The Shalom al Yisrael Synagogue, oriented toward Jerusalem and containing the mosaic floor with the Jewish symbols of the time – menora, shofar and lulav – is possibly from that period. The Jewish presence dwindled in the early Middle Ages, during which the town was fought over by Crusaders and Muslims. After Jericho was entirely burned by the Crusaders, it was practically uninhabited until the 19th century. The most recent destruction was in 1840 by Ibrahim Pasha in a punitive expedition against the Beduin.
At the beginning of the 20th century, only 40 to 50 Muslim families lived there, while by the 1940s the town had expanded to about 3,000 residents. In 1967, the Israeli census indicated a population of almost 7,000, with another 2,000 living in the surrounding area. Its current population is estimated at about 15,000.
On the day that we visited Jericho, about 50 teenagers visited the Herodian palaces without army permission or coordination in a protest to demand that Jews be permitted to live in the region. Many of them were members of Garin Yeriho, which advocates the renewal of Jewish settlement in the city.
It is truly a special city. Much credit goes to Covos for arranging these trips and it is important that Jericho not fall off the Jewish and Israeli radar screen.
Rabbi Eliezer Waldenberg, one of this generation’s greatest sages and known for his work Tzitz Eliezer, wrote 40 years ago: “There is no prohibition from Joshua to weaken our efforts to do all we can to prevent this important city from leaving our authority... All this [the many connections between Jerusalem and Jericho] teaches us that Jericho should never again leave our possession, just as, God willing, the holy city of Jerusalem will never again leave our possession.” ■
 The writer is a doctor of neuroscience on the faculty at Bar-Ilan University.
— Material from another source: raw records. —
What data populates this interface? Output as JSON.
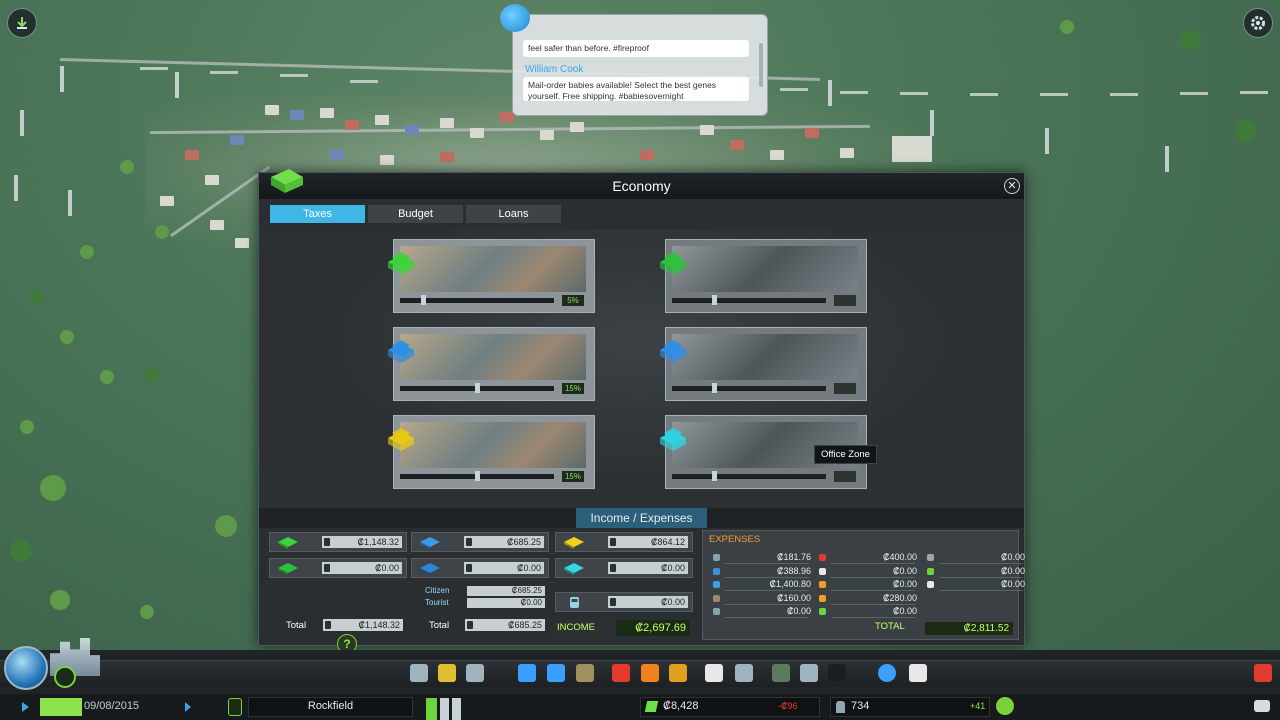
{
  "chirper": {
    "chirp1_text": "feel safer than before. #fireproof",
    "chirp2_author": "William Cook",
    "chirp2_text": "Mail-order babies available! Select the best genes yourself. Free shipping. #babiesovernight"
  },
  "economy": {
    "title": "Economy",
    "tabs": [
      {
        "label": "Taxes",
        "active": true
      },
      {
        "label": "Budget",
        "active": false
      },
      {
        "label": "Loans",
        "active": false
      }
    ],
    "tax_cards": [
      {
        "zone": "residential-low",
        "color": "#3bd43b",
        "value_label": "5%",
        "slider_fraction": 0.14,
        "enabled": true
      },
      {
        "zone": "residential-high",
        "color": "#2ec23a",
        "value_label": "",
        "slider_fraction": 0.27,
        "enabled": false
      },
      {
        "zone": "commercial-low",
        "color": "#2f8fe3",
        "value_label": "15%",
        "slider_fraction": 0.5,
        "enabled": true
      },
      {
        "zone": "commercial-high",
        "color": "#2f8fe3",
        "value_label": "",
        "slider_fraction": 0.27,
        "enabled": false
      },
      {
        "zone": "industrial",
        "color": "#e6c814",
        "value_label": "15%",
        "slider_fraction": 0.5,
        "enabled": true
      },
      {
        "zone": "office",
        "color": "#2fd3e0",
        "value_label": "",
        "slider_fraction": 0.27,
        "enabled": false
      }
    ],
    "tooltip": "Office Zone",
    "income_expenses_title": "Income / Expenses",
    "income": {
      "residential_low": "₡1,148.32",
      "residential_high": "₡0.00",
      "residential_total": "₡1,148.32",
      "commercial_low": "₡685.25",
      "commercial_high": "₡0.00",
      "citizen_label": "Citizen",
      "citizen_value": "₡685.25",
      "tourist_label": "Tourist",
      "tourist_value": "₡0.00",
      "commercial_total": "₡685.25",
      "industrial": "₡864.12",
      "office": "₡0.00",
      "public_transport": "₡0.00",
      "total_label": "Total",
      "income_label": "INCOME",
      "income_total": "₡2,697.69"
    },
    "expenses": {
      "title": "EXPENSES",
      "col1": [
        "₡181.76",
        "₡388.96",
        "₡1,400.80",
        "₡160.00",
        "₡0.00"
      ],
      "col2": [
        "₡400.00",
        "₡0.00",
        "₡0.00",
        "₡280.00",
        "₡0.00"
      ],
      "col3": [
        "₡0.00",
        "₡0.00",
        "₡0.00"
      ],
      "total_label": "TOTAL",
      "total": "₡2,811.52"
    }
  },
  "bottom_bar": {
    "date": "09/08/2015",
    "city_name": "Rockfield",
    "money": "₡8,428",
    "money_change": "-₡96",
    "population": "734",
    "population_change": "+41"
  }
}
Those interested in future trips or other Jericho related activities can see